Felicity Jones also met several times with Jane Hawking and was able to incorporate her mannerisms and speech patterns into her own performance.
Some of the filmings was on location in Cambridge, including the Cambridge May Ball scene and lecture theatre scenes, with the rest around Cambridgeshire and the UK before heading to the studio for the remainder of the scenes.
The Theory of Everything was marketed as being based on Jane Hawking's memoir of her marriage. However, the screenwriters rearranged some of the facts for dramatic effect, and some considered it to be borderline dishonest, being unfair to the couple, but particularly to Jane Hawking. Read our movie review.
Redmayne’s characterisation of Hawkings is seen as softer than suggested in the memoir, which gives an account of Stephen’s obstinacy and refusal to accept help as his MND progressed. In the movie, Stephen’s closest friend at Cambridge, Brian, is a composite of several real-life friends, rather than a real individual. Also, how the couple met is inaccurate, and the fact that Jane knew about Stephen's disease before they started going out together is changed.
The movie presents the demise of their relationship as calm, civil and respectful. In fact, Jane's book describes a protracted break-up and arguments. The book also describes Jane’s devastation at receiving a letter from Hawking announcing that he was leaving her for his second wife, Elaine Mason. It was only when that marriage ended a decade later that Jane and Stephen became friends again.
Universal Pictures International acquired the rights to distribute the film internationally in October 2013. Entertainment One Films picked up the Canadian distribution rights. The first trailer was released on 7 August 2014 and had a limited release in the US on 7 November 2014, before opening in Taiwan, Austria, and Germany, ahead of the UK release on 1 January 2015 and then released across Europe.

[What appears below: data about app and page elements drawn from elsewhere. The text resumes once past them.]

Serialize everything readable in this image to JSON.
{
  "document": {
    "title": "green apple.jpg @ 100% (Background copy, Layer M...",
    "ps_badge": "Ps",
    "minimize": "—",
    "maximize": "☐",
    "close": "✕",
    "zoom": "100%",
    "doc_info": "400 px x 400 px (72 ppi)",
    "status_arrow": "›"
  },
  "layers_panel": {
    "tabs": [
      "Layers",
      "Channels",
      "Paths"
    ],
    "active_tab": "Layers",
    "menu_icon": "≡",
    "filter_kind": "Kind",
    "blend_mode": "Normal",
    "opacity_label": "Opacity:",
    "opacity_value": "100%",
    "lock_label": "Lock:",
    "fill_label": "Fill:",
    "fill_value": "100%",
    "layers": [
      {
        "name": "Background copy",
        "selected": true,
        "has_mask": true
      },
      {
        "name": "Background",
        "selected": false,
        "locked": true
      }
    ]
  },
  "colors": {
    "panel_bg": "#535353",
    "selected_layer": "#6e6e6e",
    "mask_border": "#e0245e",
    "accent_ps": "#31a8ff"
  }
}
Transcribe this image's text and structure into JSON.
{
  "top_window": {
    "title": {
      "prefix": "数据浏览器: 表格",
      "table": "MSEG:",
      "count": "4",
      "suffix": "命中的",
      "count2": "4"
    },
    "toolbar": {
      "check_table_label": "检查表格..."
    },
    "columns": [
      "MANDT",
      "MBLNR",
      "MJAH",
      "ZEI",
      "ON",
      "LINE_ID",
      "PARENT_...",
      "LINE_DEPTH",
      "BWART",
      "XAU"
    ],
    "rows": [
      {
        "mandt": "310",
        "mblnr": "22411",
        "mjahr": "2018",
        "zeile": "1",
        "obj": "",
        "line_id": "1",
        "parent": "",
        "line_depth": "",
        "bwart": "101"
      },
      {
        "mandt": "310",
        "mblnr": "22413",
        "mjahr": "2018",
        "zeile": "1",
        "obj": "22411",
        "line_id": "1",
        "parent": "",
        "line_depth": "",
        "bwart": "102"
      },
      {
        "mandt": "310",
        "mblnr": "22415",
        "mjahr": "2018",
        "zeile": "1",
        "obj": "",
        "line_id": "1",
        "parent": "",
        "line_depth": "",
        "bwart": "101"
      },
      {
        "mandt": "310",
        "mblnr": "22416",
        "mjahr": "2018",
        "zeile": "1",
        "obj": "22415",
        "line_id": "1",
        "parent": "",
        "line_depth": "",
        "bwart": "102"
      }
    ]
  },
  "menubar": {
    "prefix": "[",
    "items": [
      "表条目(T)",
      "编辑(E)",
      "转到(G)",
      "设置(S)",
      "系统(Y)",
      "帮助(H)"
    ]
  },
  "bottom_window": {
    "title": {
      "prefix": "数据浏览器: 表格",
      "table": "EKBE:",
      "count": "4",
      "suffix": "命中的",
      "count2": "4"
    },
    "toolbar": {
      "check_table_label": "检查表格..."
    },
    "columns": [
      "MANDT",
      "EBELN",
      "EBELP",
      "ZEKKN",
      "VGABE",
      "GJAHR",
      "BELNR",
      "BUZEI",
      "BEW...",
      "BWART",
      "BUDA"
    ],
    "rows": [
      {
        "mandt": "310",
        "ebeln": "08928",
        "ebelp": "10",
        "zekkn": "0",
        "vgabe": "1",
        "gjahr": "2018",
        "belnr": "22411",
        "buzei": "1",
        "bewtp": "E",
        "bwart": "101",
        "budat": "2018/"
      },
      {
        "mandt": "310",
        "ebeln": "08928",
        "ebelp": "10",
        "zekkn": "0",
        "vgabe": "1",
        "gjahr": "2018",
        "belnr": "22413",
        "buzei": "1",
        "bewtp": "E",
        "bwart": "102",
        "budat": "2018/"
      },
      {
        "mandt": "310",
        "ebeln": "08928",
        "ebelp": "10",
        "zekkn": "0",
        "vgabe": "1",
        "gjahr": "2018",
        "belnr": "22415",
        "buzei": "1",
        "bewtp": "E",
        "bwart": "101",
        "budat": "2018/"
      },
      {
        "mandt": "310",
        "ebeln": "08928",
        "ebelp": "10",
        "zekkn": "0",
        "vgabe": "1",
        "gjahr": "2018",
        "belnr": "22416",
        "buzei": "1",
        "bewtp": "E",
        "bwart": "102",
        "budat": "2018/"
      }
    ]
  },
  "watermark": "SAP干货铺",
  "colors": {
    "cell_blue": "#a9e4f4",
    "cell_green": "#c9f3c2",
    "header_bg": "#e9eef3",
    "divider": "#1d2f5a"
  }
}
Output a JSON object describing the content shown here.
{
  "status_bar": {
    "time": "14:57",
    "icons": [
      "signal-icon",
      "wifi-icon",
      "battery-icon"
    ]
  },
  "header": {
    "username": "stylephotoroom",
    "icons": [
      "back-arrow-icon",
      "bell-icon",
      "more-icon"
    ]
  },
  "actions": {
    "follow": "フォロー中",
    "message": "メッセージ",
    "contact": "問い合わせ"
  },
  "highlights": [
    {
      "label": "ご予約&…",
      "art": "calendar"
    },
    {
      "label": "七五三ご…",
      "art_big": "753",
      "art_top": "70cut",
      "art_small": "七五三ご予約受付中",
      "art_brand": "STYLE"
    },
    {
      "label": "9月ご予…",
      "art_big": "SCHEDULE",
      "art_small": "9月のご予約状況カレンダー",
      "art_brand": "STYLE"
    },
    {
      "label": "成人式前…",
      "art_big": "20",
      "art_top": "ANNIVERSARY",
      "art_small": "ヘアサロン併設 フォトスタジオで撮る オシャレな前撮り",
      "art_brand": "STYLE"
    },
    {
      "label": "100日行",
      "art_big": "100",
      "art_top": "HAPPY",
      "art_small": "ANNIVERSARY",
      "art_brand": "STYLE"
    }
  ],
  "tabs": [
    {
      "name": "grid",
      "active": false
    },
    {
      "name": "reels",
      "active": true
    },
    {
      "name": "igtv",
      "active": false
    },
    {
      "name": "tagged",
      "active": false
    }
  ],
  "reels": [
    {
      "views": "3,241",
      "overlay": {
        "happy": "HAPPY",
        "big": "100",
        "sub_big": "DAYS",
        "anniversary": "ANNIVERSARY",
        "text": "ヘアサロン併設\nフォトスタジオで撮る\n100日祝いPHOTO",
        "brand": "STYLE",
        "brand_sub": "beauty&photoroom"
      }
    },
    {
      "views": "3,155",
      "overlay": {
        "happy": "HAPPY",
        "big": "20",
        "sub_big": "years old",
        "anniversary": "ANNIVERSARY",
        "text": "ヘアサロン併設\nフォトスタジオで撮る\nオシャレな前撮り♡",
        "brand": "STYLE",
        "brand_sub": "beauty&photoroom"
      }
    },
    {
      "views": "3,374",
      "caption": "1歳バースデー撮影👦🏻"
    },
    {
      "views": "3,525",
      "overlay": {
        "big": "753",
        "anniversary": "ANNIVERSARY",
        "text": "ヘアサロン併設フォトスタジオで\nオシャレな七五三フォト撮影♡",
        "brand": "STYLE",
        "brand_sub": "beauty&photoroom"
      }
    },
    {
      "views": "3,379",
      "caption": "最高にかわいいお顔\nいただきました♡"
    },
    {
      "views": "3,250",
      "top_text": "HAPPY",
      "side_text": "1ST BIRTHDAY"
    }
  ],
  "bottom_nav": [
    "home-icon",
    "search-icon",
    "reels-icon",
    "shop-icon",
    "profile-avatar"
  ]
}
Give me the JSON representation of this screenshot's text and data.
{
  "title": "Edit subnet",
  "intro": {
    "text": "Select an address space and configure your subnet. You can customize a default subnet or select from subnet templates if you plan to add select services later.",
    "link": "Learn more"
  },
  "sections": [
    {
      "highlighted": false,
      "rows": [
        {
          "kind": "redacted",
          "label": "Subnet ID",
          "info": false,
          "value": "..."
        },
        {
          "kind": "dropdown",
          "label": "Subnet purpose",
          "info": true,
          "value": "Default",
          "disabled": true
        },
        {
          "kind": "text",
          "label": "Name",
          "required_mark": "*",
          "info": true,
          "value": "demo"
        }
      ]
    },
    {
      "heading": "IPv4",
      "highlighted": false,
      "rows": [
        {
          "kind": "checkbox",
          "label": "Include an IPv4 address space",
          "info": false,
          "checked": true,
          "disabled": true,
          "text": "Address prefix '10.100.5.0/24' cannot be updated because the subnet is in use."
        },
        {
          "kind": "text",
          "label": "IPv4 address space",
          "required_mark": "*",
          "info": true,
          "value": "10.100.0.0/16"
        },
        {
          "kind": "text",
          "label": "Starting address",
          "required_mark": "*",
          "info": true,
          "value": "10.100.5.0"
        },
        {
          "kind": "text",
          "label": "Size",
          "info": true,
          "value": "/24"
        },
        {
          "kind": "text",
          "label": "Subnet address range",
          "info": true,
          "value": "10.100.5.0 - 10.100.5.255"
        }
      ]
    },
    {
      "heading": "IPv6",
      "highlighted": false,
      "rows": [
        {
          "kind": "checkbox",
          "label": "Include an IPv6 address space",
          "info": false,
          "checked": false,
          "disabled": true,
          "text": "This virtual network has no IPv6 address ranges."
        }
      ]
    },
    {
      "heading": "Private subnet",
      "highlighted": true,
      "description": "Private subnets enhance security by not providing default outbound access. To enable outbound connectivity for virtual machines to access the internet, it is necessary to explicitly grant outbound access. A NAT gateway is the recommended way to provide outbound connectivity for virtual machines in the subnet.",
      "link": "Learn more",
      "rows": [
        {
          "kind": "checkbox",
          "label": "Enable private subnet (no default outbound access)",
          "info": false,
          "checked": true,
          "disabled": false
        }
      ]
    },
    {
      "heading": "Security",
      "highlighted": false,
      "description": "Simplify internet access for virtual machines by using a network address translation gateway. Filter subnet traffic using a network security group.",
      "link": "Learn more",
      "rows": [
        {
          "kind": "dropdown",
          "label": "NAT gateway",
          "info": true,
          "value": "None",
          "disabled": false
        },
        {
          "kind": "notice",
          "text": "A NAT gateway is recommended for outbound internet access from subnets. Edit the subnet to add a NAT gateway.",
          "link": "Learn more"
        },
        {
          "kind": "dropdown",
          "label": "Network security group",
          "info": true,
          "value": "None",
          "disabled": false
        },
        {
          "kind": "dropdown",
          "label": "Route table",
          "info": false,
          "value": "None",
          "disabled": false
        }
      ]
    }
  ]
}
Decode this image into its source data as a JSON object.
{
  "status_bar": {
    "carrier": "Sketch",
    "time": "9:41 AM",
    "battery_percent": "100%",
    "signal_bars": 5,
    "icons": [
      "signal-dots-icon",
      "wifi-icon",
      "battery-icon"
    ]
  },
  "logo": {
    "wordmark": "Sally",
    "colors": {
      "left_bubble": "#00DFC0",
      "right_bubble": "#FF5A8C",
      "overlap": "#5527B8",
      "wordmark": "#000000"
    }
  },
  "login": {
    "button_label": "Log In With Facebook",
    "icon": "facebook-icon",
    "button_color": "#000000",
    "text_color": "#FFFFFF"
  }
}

On 26 November, the film was widely released in the US, across 802 theatres reaching the seventh place at the Box Office.
The movie was well received by the public, with a portrayal of Stephen Hawking’s commitment to physics is clear, though his scientific ideas are not explored in the film so that the reason for his fame is not particularly obvious.